In the course of our everyday lives, we humans encounter other animals in a wide variety of settings and situations. We may view farmed animals in transport trucks on the highways, companion animals in “pet” shops, and captive exotic or wild animals used for entertainment or kept as “pets” in the residences of friends or neighbors. If we are fortunate, we may encounter wild animals when hiking or exploring at wildlife refuges or nature preserves.
It is both convenient and comforting to assume that specially-written laws protect the animals in each of these situations from harm. Unfortunately, however, such an assumption is misguided.
The Animal Protection Institute is proud to announce the formation of the California Animal Association (CAA), dedicated to represent the interest of animals at the California State Capitol.
CAA is a coalition of 17 local, state, and national animal advocacy groups representing more than 275,000 Californians. API is a founding member of this association and, as is represented on the Board of Directors.
Commercial pet food is a great convenience for busy caregivers.

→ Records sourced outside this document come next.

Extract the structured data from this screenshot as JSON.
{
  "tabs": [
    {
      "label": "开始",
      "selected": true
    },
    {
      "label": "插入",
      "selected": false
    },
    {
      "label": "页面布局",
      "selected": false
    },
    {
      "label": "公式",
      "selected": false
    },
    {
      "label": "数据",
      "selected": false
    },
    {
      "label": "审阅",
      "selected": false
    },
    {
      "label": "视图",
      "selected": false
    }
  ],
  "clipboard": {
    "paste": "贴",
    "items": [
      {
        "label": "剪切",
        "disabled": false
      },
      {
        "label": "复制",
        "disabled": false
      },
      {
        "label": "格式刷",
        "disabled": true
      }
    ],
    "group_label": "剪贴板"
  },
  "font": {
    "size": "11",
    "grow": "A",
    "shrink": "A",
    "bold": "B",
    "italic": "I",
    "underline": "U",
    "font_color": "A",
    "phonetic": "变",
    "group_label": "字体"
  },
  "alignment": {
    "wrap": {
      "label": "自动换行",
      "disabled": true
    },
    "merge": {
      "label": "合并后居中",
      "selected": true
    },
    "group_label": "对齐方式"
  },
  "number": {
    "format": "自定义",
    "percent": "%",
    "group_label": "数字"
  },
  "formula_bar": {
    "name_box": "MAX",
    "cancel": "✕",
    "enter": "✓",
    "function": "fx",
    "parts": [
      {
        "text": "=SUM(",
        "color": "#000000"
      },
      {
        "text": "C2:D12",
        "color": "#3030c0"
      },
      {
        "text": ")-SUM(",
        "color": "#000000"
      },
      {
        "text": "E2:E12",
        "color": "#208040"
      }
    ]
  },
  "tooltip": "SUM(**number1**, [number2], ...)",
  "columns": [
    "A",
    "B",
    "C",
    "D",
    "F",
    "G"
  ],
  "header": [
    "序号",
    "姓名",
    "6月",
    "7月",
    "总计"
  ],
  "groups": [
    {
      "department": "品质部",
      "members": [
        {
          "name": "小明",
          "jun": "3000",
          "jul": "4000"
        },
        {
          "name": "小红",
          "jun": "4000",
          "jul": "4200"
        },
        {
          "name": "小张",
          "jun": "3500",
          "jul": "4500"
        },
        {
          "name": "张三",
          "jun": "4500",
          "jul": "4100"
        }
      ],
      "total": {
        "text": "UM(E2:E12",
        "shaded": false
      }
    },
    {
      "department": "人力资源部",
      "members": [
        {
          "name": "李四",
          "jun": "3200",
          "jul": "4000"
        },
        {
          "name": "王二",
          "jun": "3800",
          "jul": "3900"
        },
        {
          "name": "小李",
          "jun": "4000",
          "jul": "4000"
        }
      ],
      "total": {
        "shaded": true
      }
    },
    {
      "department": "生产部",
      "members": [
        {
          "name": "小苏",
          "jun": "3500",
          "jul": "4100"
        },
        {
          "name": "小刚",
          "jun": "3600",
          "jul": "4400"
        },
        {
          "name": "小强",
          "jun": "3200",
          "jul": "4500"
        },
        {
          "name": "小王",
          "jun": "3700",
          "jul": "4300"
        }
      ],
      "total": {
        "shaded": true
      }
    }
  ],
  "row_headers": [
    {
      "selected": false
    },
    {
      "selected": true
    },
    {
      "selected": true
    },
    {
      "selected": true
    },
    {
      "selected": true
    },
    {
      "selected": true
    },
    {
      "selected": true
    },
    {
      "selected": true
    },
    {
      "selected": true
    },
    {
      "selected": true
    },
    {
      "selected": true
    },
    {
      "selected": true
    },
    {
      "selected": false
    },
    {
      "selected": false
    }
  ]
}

You want the best for your companion animals, but with a bewildering array of foods and claims to choose from, how do you decide what’s best for your animals?
Our companion animals are truly part of our family, as anyone living with — or losing — a beloved cat or dog will attest.
That’s certainly been true for the many guardians whose companion animals have been injured, or even killed, by traps. Some of these people have written to API to tell us about what happened to their cherished friends. Their letters are filled with anguish that their animals suffered, along with outrage that these cruel traps can still be used legally in this country, in this day and age.
In December 1999, the day after an exhausting and fretful search for Soccer, the Gendrons received the phone call every companion animal guardian dreads. The family’s twelve-year-old cat was dead, his neck broken by a Conibear kill trap set by a “pest” control trapper in a residential community in California’s East Bay. A neighbor had hired the trapper to remove a raccoon who was raiding open garbage cans.
Just imagine: You go out of town for a couple of weeks, your pet sitter doesn’t properly secure the gate, and your dog runs away. Where would you prefer your beloved companion wind up — in the local animal shelter, where you can claim him and bring him home safely, or in a research laboratory where he is caged and used as part of a cruel experiment? Few people realize that animal shelters and research labs may be connected. The connection is called “pound seizure,” and it’s one of this country’s shameful secrets.
The pet shop seemed more like a pawn store, a place where disenchanted caretakers unloaded their birds for quick cash. During my visit, abandoned birds clamored for attention or followed me [Monica Engebretson] curiously with their eyes — except for a pair of Amazon parrots who sat motionless, side-by-side, with the most expressionless eyes I have ever seen in another living creature.
Disclaimer: Before you start to feed your companion animal a home-prepared diet, API strongly recommends that you discuss your decision with your veterinarian or a holistic veterinarian in your area. (For a list of holistic veterinary practitioners, contact the American Holistic Veterinary Medical Association at 410-569-0795, or check the directories at www.altvetmed.org).